Cheap skis and priceless experiences


Traditional communication efforts don’t go far enough to convince customers of a bank’s good intentions. After a thorough realignment of their strategic direction, the challenge was on; we needed to find a way to “live out” their strategy. Focusing on one of SpareBank1’s main target groups, families with small children, we needed the bank to put their money where their mouth was and create a brand experience that proved that they understand people’s economic situations. An experience that would build trust whilst differentiating them from the larger investment driven Norwegian banks. 


Doing something positive for the greater community lies at the heart of SpareBank1’s strategy. While one in three families can’t afford to let their kids enjoy organised sports, because of the cost of equipment, a whopping 1.15 million Norwegian households let unused gear gather dust in wardrobes and attics. That’s every other Norwegian home. Staggering numbers, but a perfect opportunity space for SpareBank1 to do something truly positive and impactful for kids, families and communities throughout Norway. 

Teaming up with their sponsorship partner, The Norwegian Skiing Association, we recruited local ski clubs across the country and gave them the framework to set up to local arenas for buying and selling used equipment. Arming communities with promo material and activation methods, the initiative was supported by internationally known Norwegian skiers. Together, they generated the buzz and attention to get people engaged with "byttehelgen".

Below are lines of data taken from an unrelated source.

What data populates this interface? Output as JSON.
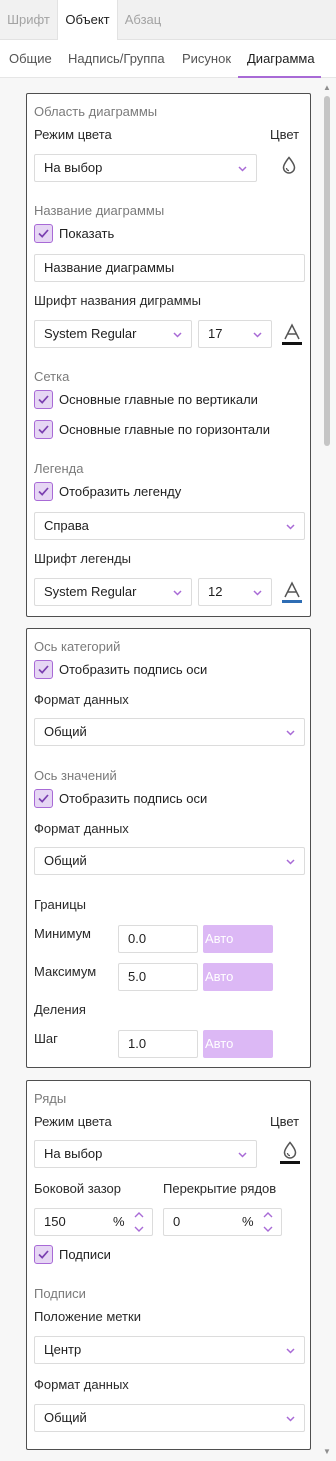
{
  "top_tabs": [
    {
      "label": "Шрифт",
      "active": false
    },
    {
      "label": "Объект",
      "active": true
    },
    {
      "label": "Абзац",
      "active": false
    }
  ],
  "sub_tabs": [
    {
      "label": "Общие",
      "active": false
    },
    {
      "label": "Надпись/Группа",
      "active": false
    },
    {
      "label": "Рисунок",
      "active": false
    },
    {
      "label": "Диаграмма",
      "active": true
    }
  ],
  "colors": {
    "accent": "#a86ad6",
    "check_fill": "#e6d6f4",
    "auto_button": "#dcb8f5",
    "panel_border": "#4f4f4f"
  },
  "chart_area": {
    "title": "Область диаграммы",
    "color_mode_label": "Режим цвета",
    "color_label": "Цвет",
    "color_mode_value": "На выбор",
    "color_icon": "drop-icon",
    "chart_title_section": "Название диаграммы",
    "show_label": "Показать",
    "show_checked": true,
    "title_input_value": "Название диаграммы",
    "title_font_label": "Шрифт названия диграммы",
    "title_font_family": "System Regular",
    "title_font_size": "17",
    "grid_section": "Сетка",
    "grid_vertical_label": "Основные главные по вертикали",
    "grid_vertical_checked": true,
    "grid_horizontal_label": "Основные главные по горизонтали",
    "grid_horizontal_checked": true,
    "legend_section": "Легенда",
    "show_legend_label": "Отобразить легенду",
    "show_legend_checked": true,
    "legend_position": "Справа",
    "legend_font_label": "Шрифт легенды",
    "legend_font_family": "System Regular",
    "legend_font_size": "12"
  },
  "axes": {
    "category_section": "Ось категорий",
    "category_show_label": "Отобразить подпись оси",
    "category_show_checked": true,
    "category_format_label": "Формат данных",
    "category_format_value": "Общий",
    "value_section": "Ось значений",
    "value_show_label": "Отобразить подпись оси",
    "value_show_checked": true,
    "value_format_label": "Формат данных",
    "value_format_value": "Общий",
    "bounds_label": "Границы",
    "min_label": "Минимум",
    "min_value": "0.0",
    "max_label": "Максимум",
    "max_value": "5.0",
    "divisions_label": "Деления",
    "step_label": "Шаг",
    "step_value": "1.0",
    "auto_label": "Авто"
  },
  "series": {
    "section": "Ряды",
    "color_mode_label": "Режим цвета",
    "color_label": "Цвет",
    "color_mode_value": "На выбор",
    "gap_label": "Боковой зазор",
    "gap_value": "150",
    "overlap_label": "Перекрытие рядов",
    "overlap_value": "0",
    "percent_sign": "%",
    "labels_label": "Подписи",
    "labels_checked": true,
    "labels_section": "Подписи",
    "label_position_label": "Положение метки",
    "label_position_value": "Центр",
    "format_label": "Формат данных",
    "format_value": "Общий"
  }
}
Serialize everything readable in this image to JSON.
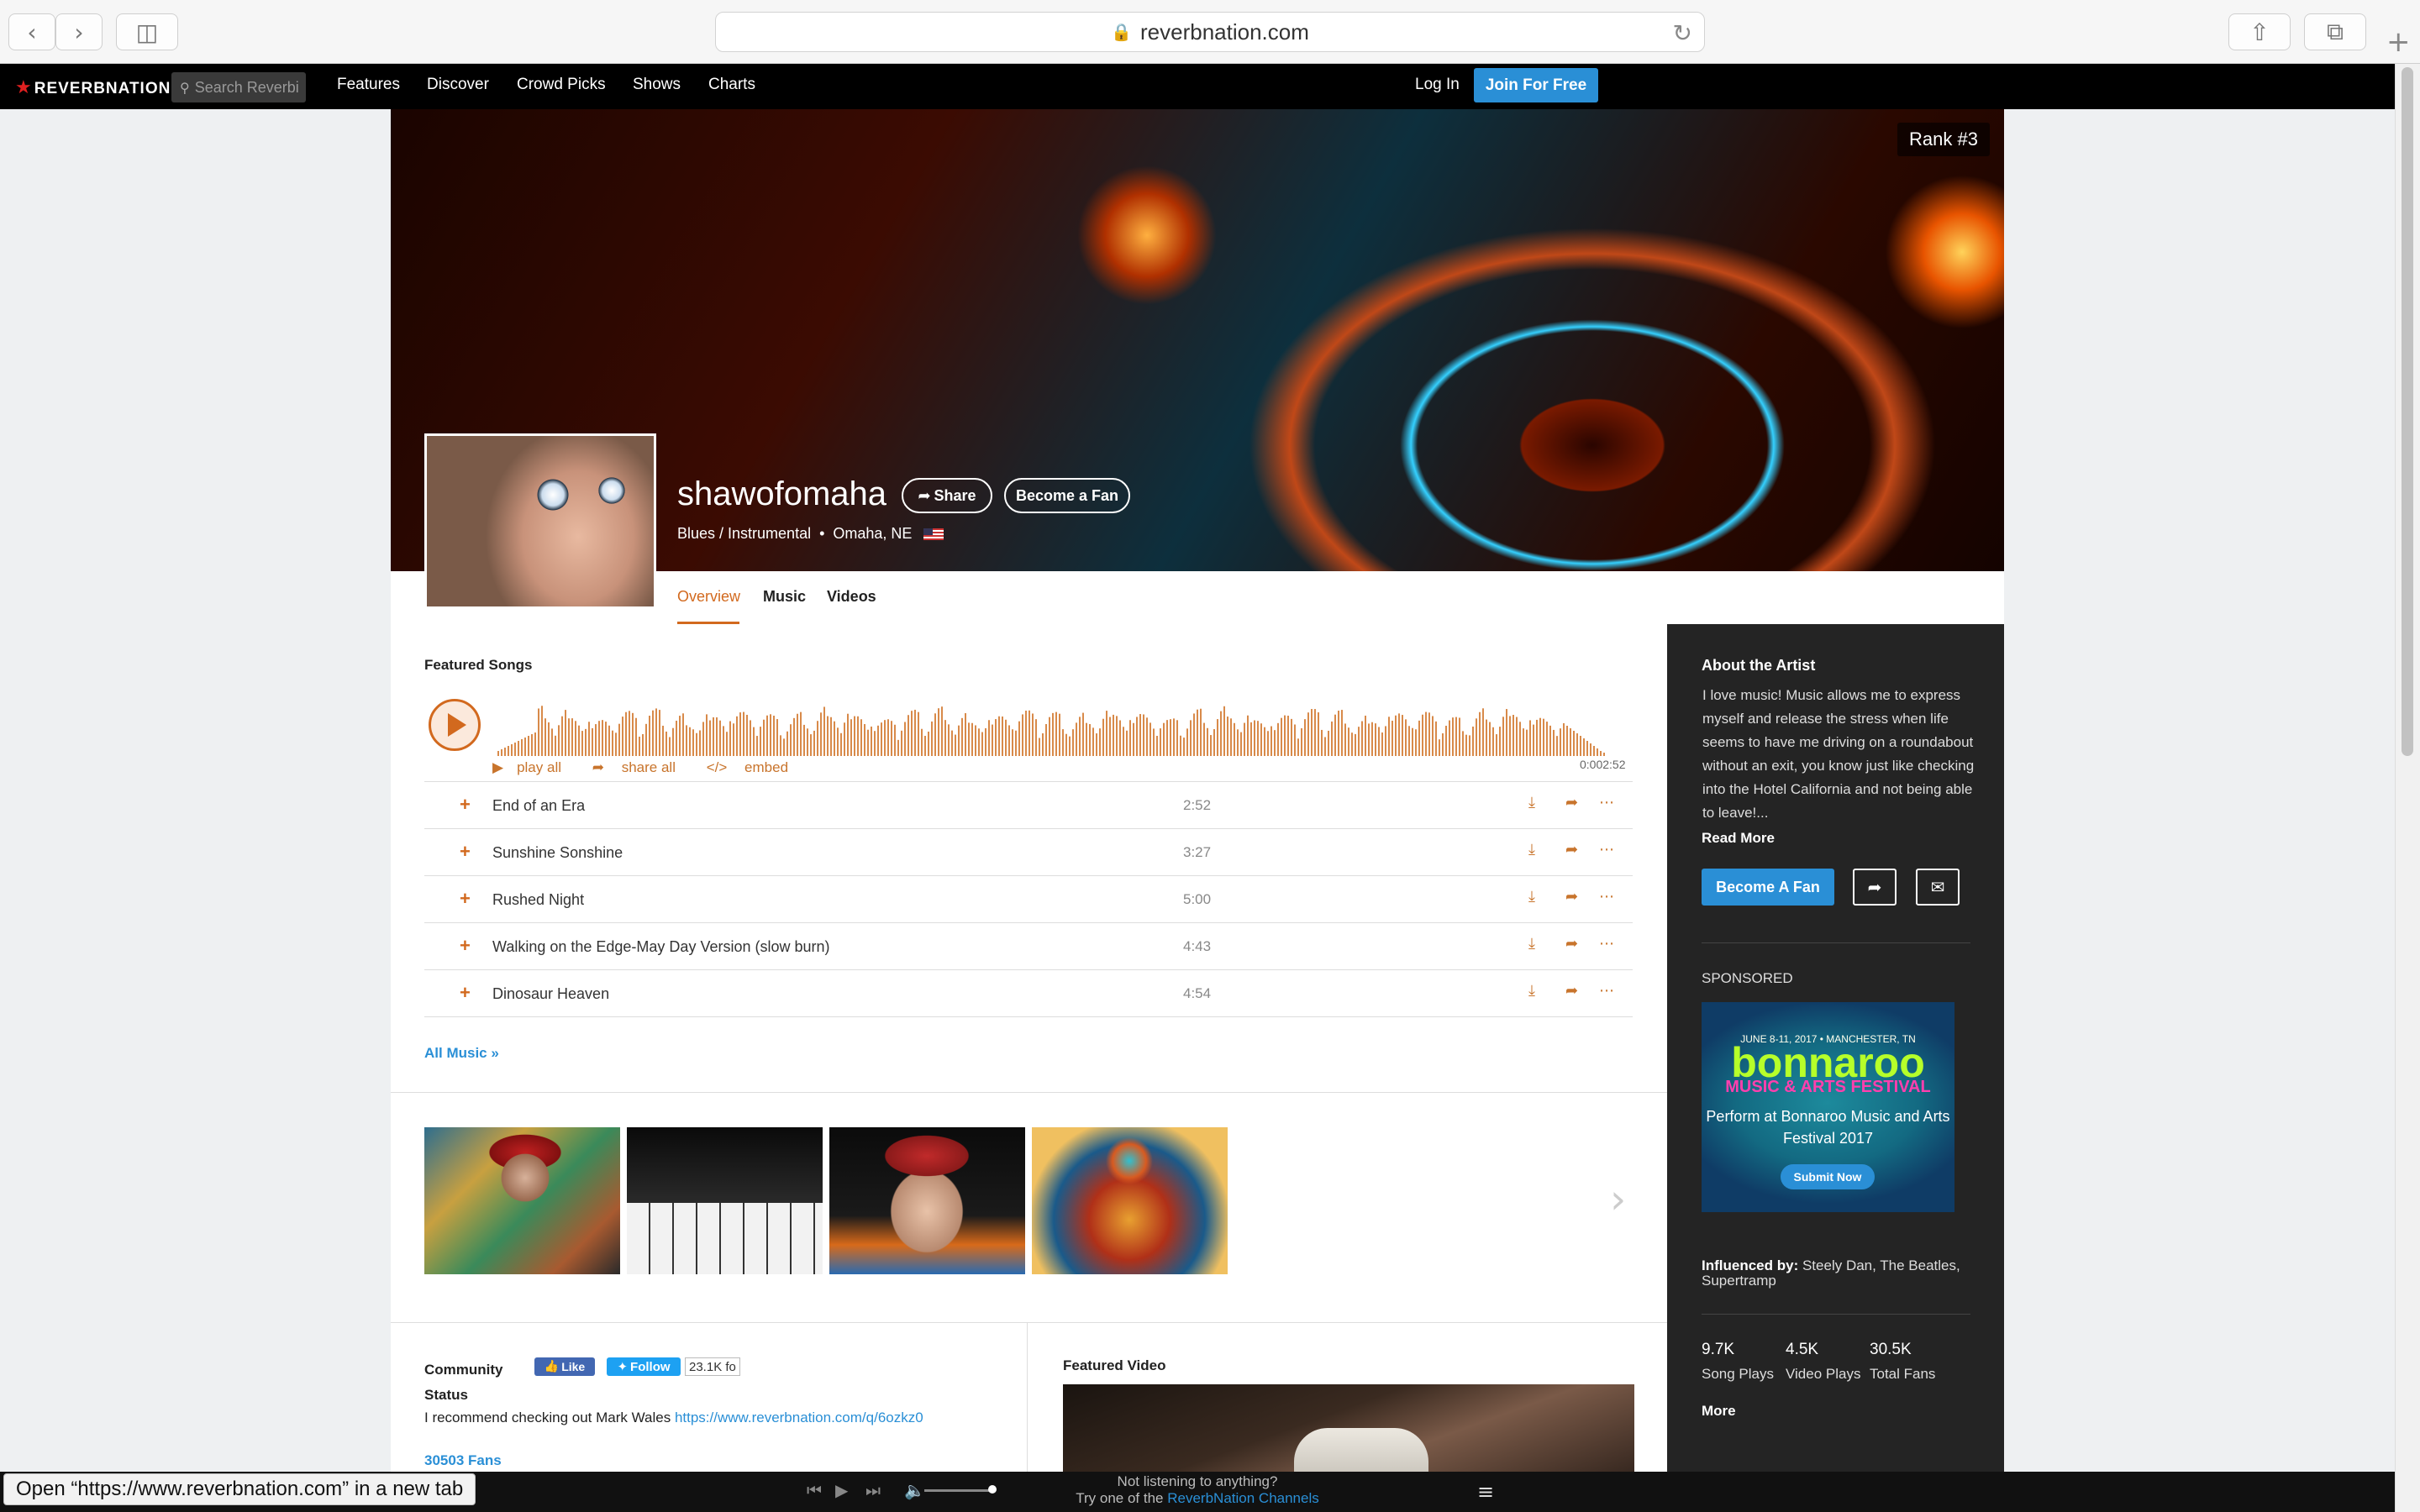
{
  "browser": {
    "url": "reverbnation.com",
    "status_text": "Open “https://www.reverbnation.com” in a new tab"
  },
  "nav": {
    "logo": "REVERBNATION",
    "search_placeholder": "Search Reverbi",
    "links": [
      "Features",
      "Discover",
      "Crowd Picks",
      "Shows",
      "Charts"
    ],
    "login": "Log In",
    "join": "Join For Free"
  },
  "artist": {
    "rank": "Rank #3",
    "name": "shawofomaha",
    "share_label": "Share",
    "fan_label": "Become a Fan",
    "genre": "Blues / Instrumental",
    "location": "Omaha, NE",
    "tabs": [
      "Overview",
      "Music",
      "Videos"
    ]
  },
  "songs": {
    "title": "Featured Songs",
    "play_all": "play all",
    "share_all": "share all",
    "embed": "embed",
    "time_start": "0:00",
    "time_end": "2:52",
    "tracks": [
      {
        "name": "End of an Era",
        "duration": "2:52"
      },
      {
        "name": "Sunshine Sonshine",
        "duration": "3:27"
      },
      {
        "name": "Rushed Night",
        "duration": "5:00"
      },
      {
        "name": "Walking on the Edge-May Day Version (slow burn)",
        "duration": "4:43"
      },
      {
        "name": "Dinosaur Heaven",
        "duration": "4:54"
      }
    ],
    "all_music": "All Music »"
  },
  "community": {
    "title_line1": "Community",
    "title_line2": "Status",
    "fb_like": "Like",
    "tw_follow": "Follow",
    "tw_count": "23.1K fo",
    "status_text": "I recommend checking out Mark Wales",
    "status_link": "https://www.reverbnation.com/q/6ozkz0",
    "fans": "30503 Fans"
  },
  "featured_video": {
    "title": "Featured Video"
  },
  "sidebar": {
    "about_title": "About the Artist",
    "about_text": "I love music! Music allows me to express myself and release the stress when life seems to have me driving on a roundabout without an exit, you know just like checking into the Hotel California and not being able to leave!...",
    "read_more": "Read More",
    "become_fan": "Become A Fan",
    "sponsored": "SPONSORED",
    "ad_date": "JUNE 8-11, 2017 • MANCHESTER, TN",
    "ad_logo": "bonnaroo",
    "ad_sub": "MUSIC & ARTS FESTIVAL",
    "ad_text": "Perform at Bonnaroo Music and Arts Festival 2017",
    "ad_button": "Submit Now",
    "influenced_label": "Influenced by:",
    "influenced_value": "Steely Dan, The Beatles, Supertramp",
    "stats": [
      {
        "value": "9.7K",
        "label": "Song Plays"
      },
      {
        "value": "4.5K",
        "label": "Video Plays"
      },
      {
        "value": "30.5K",
        "label": "Total Fans"
      }
    ],
    "more": "More"
  },
  "player": {
    "line1": "Not listening to anything?",
    "line2_prefix": "Try one of the",
    "line2_link": "ReverbNation Channels"
  },
  "colors": {
    "accent": "#d2691e",
    "link": "#2a8fd6",
    "sidebar_bg": "#242424"
  }
}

The first time “byttehelgen” happened, more than 50 sports clubs and 10 000 families with kids visited their local market. Through it, SpareBank1 demonstrated true commitment toward their goal of improving the everyday economies of families with kids. They got little closer to challenging the impression that, all banks are interested in is your money. But most important of all, more kids had the chance to take part in sports they would otherwise never have had.